The article posits that the one big source of Kraft’s problems since it first went public in 2001— four years of falling profit margins and market share — is its CEO Roger Deromedi’s decision (derisively referred to here as doing “the right thing”) to stop advertising sugary snacks to kids.
What some might see as a principled choice, the Tribune views simply as a poor business move that is not paying off. Apparently, it was entirely beyond the scope of the reporter’s imagination that Deromedi might have acted with something other than profit margin in mind. Perhaps more importantly to investors, the article is a poor exercise in financial analysis.
Though the article rests on the premise that the downturn in profits and market share have to do with Deromedi’s decision on advertising, it offers absolutely nothing but consequential evidence to back up its claim, saying simply that, “since ending marketing to kids, the company says sales of its Post cereals aimed at children are down more than 10 percent.” This is no more informative than saying that since kids began drinking more Kool-Aid, they’re test scores have plummeted.
There are many reasons why cereal sales might not be doing so well, such as a general slowdown in food sales, a decision to focus on other products, or any number of the hundreds of decisions that a company makes about products and how to sell them.

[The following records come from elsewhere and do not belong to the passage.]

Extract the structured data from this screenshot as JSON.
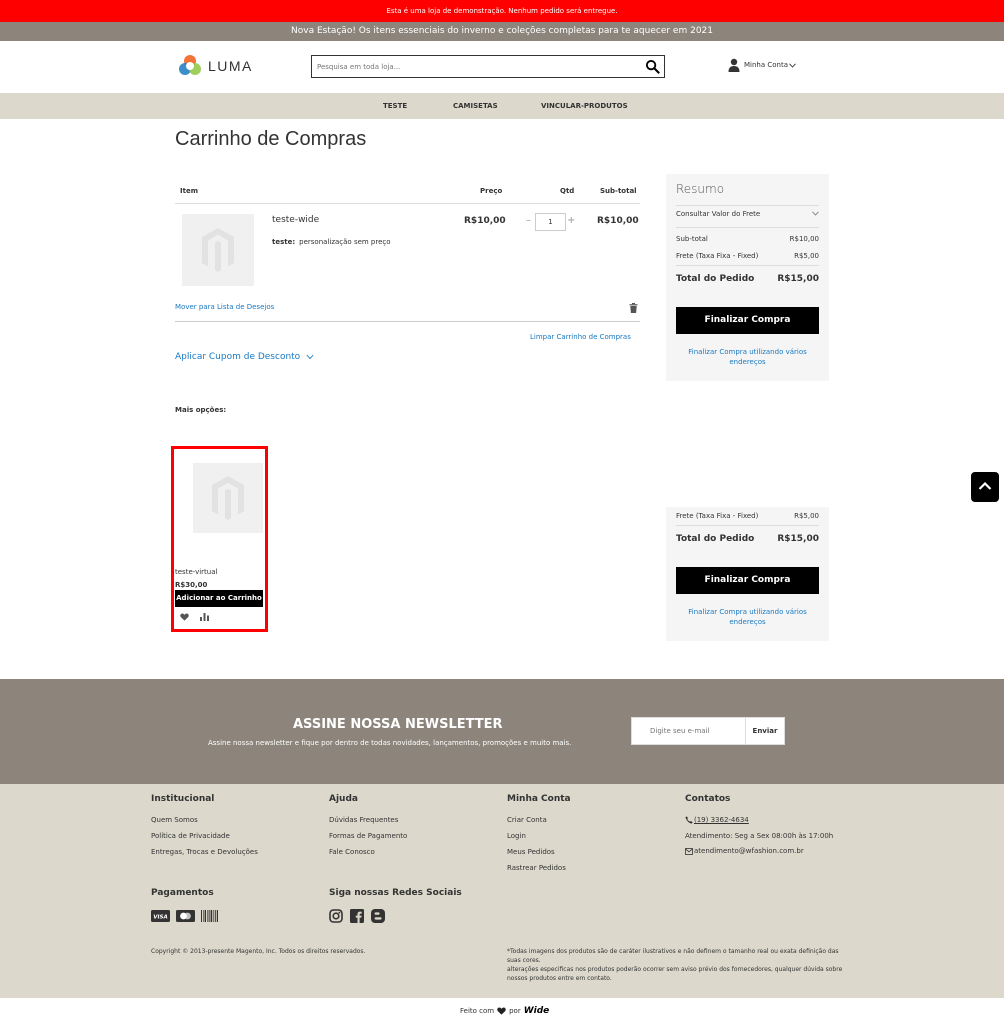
{
  "banners": {
    "demo": "Esta é uma loja de demonstração. Nenhum pedido será entregue.",
    "promo": "Nova Estação! Os itens essenciais do inverno e coleções completas para te aquecer em 2021"
  },
  "header": {
    "logo_text": "LUMA",
    "search_placeholder": "Pesquisa em toda loja...",
    "account_label": "Minha Conta"
  },
  "nav": {
    "items": [
      {
        "label": "TESTE"
      },
      {
        "label": "CAMISETAS"
      },
      {
        "label": "VINCULAR-PRODUTOS"
      }
    ]
  },
  "cart": {
    "title": "Carrinho de Compras",
    "columns": {
      "item": "Item",
      "price": "Preço",
      "qty": "Qtd",
      "subtotal": "Sub-total"
    },
    "items": [
      {
        "name": "teste-wide",
        "option_label": "teste:",
        "option_value": "personalização sem preço",
        "price": "R$10,00",
        "qty": "1",
        "subtotal": "R$10,00"
      }
    ],
    "qty_minus": "–",
    "qty_plus": "+",
    "wishlist_link": "Mover para Lista de Desejos",
    "clear_link": "Limpar Carrinho de Compras",
    "coupon_link": "Aplicar Cupom de Desconto"
  },
  "summary": {
    "title": "Resumo",
    "shipping_estimate": "Consultar Valor do Frete",
    "subtotal_label": "Sub-total",
    "subtotal_value": "R$10,00",
    "shipping_label": "Frete (Taxa Fixa - Fixed)",
    "shipping_value": "R$5,00",
    "total_label": "Total do Pedido",
    "total_value": "R$15,00",
    "checkout_button": "Finalizar Compra",
    "multi_address_link": "Finalizar Compra utilizando vários endereços"
  },
  "more_options": {
    "title": "Mais opções:",
    "products": [
      {
        "name": "teste-virtual",
        "price": "R$30,00",
        "button": "Adicionar ao Carrinho"
      }
    ]
  },
  "newsletter": {
    "title": "ASSINE NOSSA NEWSLETTER",
    "subtitle": "Assine nossa newsletter e fique por dentro de todas novidades, lançamentos, promoções e muito mais.",
    "input_placeholder": "Digite seu e-mail",
    "button": "Enviar"
  },
  "footer": {
    "institucional": {
      "title": "Institucional",
      "links": [
        "Quem Somos",
        "Política de Privacidade",
        "Entregas, Trocas e Devoluções"
      ]
    },
    "ajuda": {
      "title": "Ajuda",
      "links": [
        "Dúvidas Frequentes",
        "Formas de Pagamento",
        "Fale Conosco"
      ]
    },
    "minha_conta": {
      "title": "Minha Conta",
      "links": [
        "Criar Conta",
        "Login",
        "Meus Pedidos",
        "Rastrear Pedidos"
      ]
    },
    "contatos": {
      "title": "Contatos",
      "phone": "(19) 3362-4634",
      "hours": "Atendimento: Seg a Sex 08:00h às 17:00h",
      "email": "atendimento@wfashion.com.br"
    },
    "pagamentos": {
      "title": "Pagamentos"
    },
    "social": {
      "title": "Siga nossas Redes Sociais"
    },
    "copyright": "Copyright © 2013-presente Magento, Inc. Todos os direitos reservados.",
    "disclaimer_1": "*Todas imagens dos produtos são de caráter ilustrativos e não definem o tamanho real ou exata definição das suas cores.",
    "disclaimer_2": "alterações especificas nos produtos poderão ocorrer sem aviso prévio dos fornecedores, qualquer dúvida sobre nossos produtos entre em contato.",
    "made_with": "Feito com",
    "made_by": "por",
    "wide_logo": "Wide"
  },
  "colors": {
    "demo_bar": "#ff0000",
    "promo_bar": "#8d857c",
    "nav_bar": "#dcd8cc",
    "link": "#1979c3",
    "button": "#000000",
    "footer": "#dcd8cc"
  }
}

Indeed, the fact is that Kraft has shifted its focus from sugary kids cereals to healthier food.
Is this good PR that might actually have helped the company by slowing the decline in sales? The reporter doesn’t wrestle with the question, other than to note that archrival Frito-Lay has copied Kraft’s new 100-calorie snack package, a signal that people in the industry see value in moving away from junk food.
Rather than address these issues, the Tribune falls back on the silly premise that since the short-term stock price is down, the company must necessarily be in trouble, and then leaps to the logic that since the stock price is down, Kraft must go back to brainwashing children into eating high fructose corn syrup for breakfast.

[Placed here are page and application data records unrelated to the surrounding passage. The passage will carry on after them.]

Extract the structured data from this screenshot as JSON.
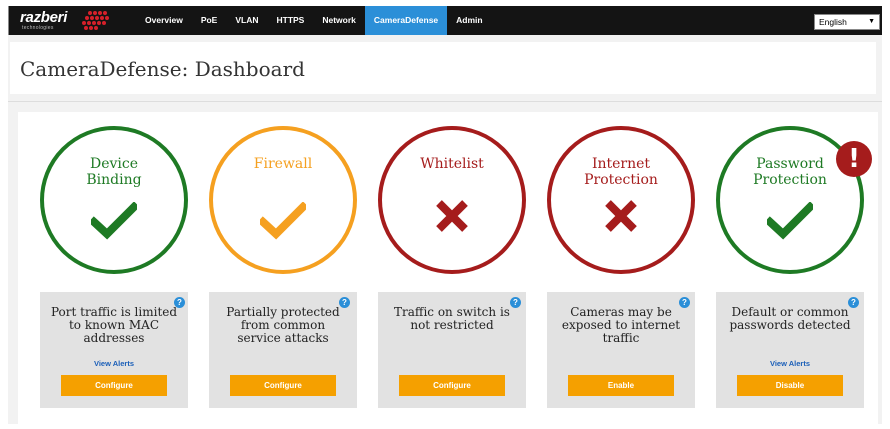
{
  "header": {
    "logo_text": "razberi",
    "logo_sub": "technologies",
    "nav": [
      {
        "label": "Overview"
      },
      {
        "label": "PoE"
      },
      {
        "label": "VLAN"
      },
      {
        "label": "HTTPS"
      },
      {
        "label": "Network"
      },
      {
        "label": "CameraDefense",
        "active": true
      },
      {
        "label": "Admin"
      }
    ],
    "language": "English"
  },
  "page": {
    "title": "CameraDefense: Dashboard"
  },
  "colors": {
    "ok": "#1e7a24",
    "warn": "#f5a020",
    "bad": "#a51c1c",
    "accent": "#2b8fd8",
    "button": "#f5a000"
  },
  "modules": [
    {
      "name_line1": "Device",
      "name_line2": "Binding",
      "status": "ok",
      "icon": "check-icon",
      "description": [
        "Port traffic is limited",
        "to known MAC",
        "addresses"
      ],
      "link": "View Alerts",
      "button": "Configure"
    },
    {
      "name_line1": "Firewall",
      "name_line2": "",
      "status": "warn",
      "icon": "check-icon",
      "description": [
        "Partially protected",
        "from common",
        "service attacks"
      ],
      "link": "",
      "button": "Configure"
    },
    {
      "name_line1": "Whitelist",
      "name_line2": "",
      "status": "bad",
      "icon": "x-icon",
      "description": [
        "Traffic on switch is",
        "not restricted"
      ],
      "link": "",
      "button": "Configure"
    },
    {
      "name_line1": "Internet",
      "name_line2": "Protection",
      "status": "bad",
      "icon": "x-icon",
      "description": [
        "Cameras may be",
        "exposed to internet",
        "traffic"
      ],
      "link": "",
      "button": "Enable"
    },
    {
      "name_line1": "Password",
      "name_line2": "Protection",
      "status": "ok",
      "icon": "check-icon",
      "description": [
        "Default or common",
        "passwords detected"
      ],
      "link": "View Alerts",
      "button": "Disable",
      "alert_badge": "!"
    }
  ]
}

This story sounds a lot like what one might hear from bearish investors attempting to capitalize on Wall Street suspicions of the “soft” components of business. Short the stock. Spread the word that Kraft has entered into an icky exercise in good will. Cash in as the stock falls.
We see a lot of this sort of tunnel vision in business sections’ assessments of companies’ strengths or weaknesses. The instinct is to distill everything down to a consideration of the stock price, with absolutely no eye for other important factors, like long term growth strategies or, dare we even mention it, morality and efforts to conform to changing demands from the community.

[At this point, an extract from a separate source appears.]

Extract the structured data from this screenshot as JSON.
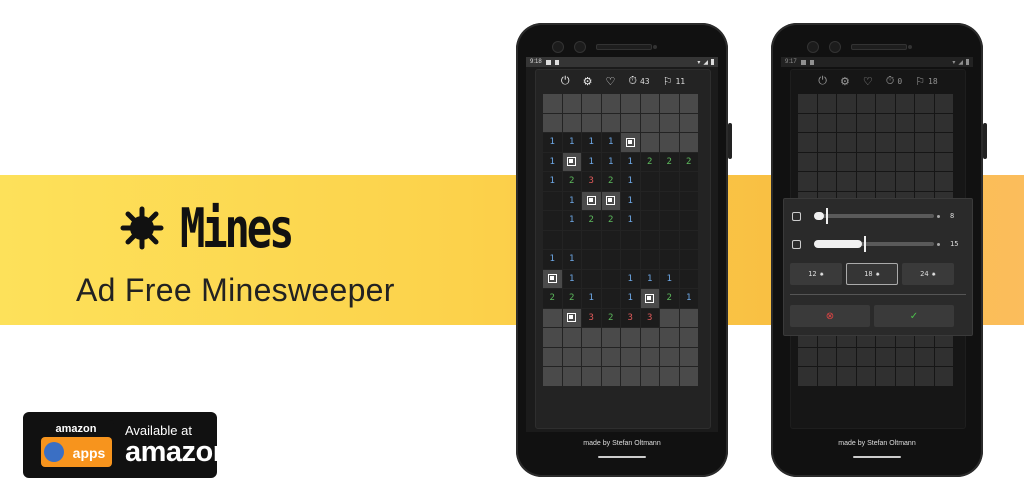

Reporters do not work on Wall Street. Their newspapers service communities beyond Lower Manhattan. Why, then, must they continue to write stories like this one?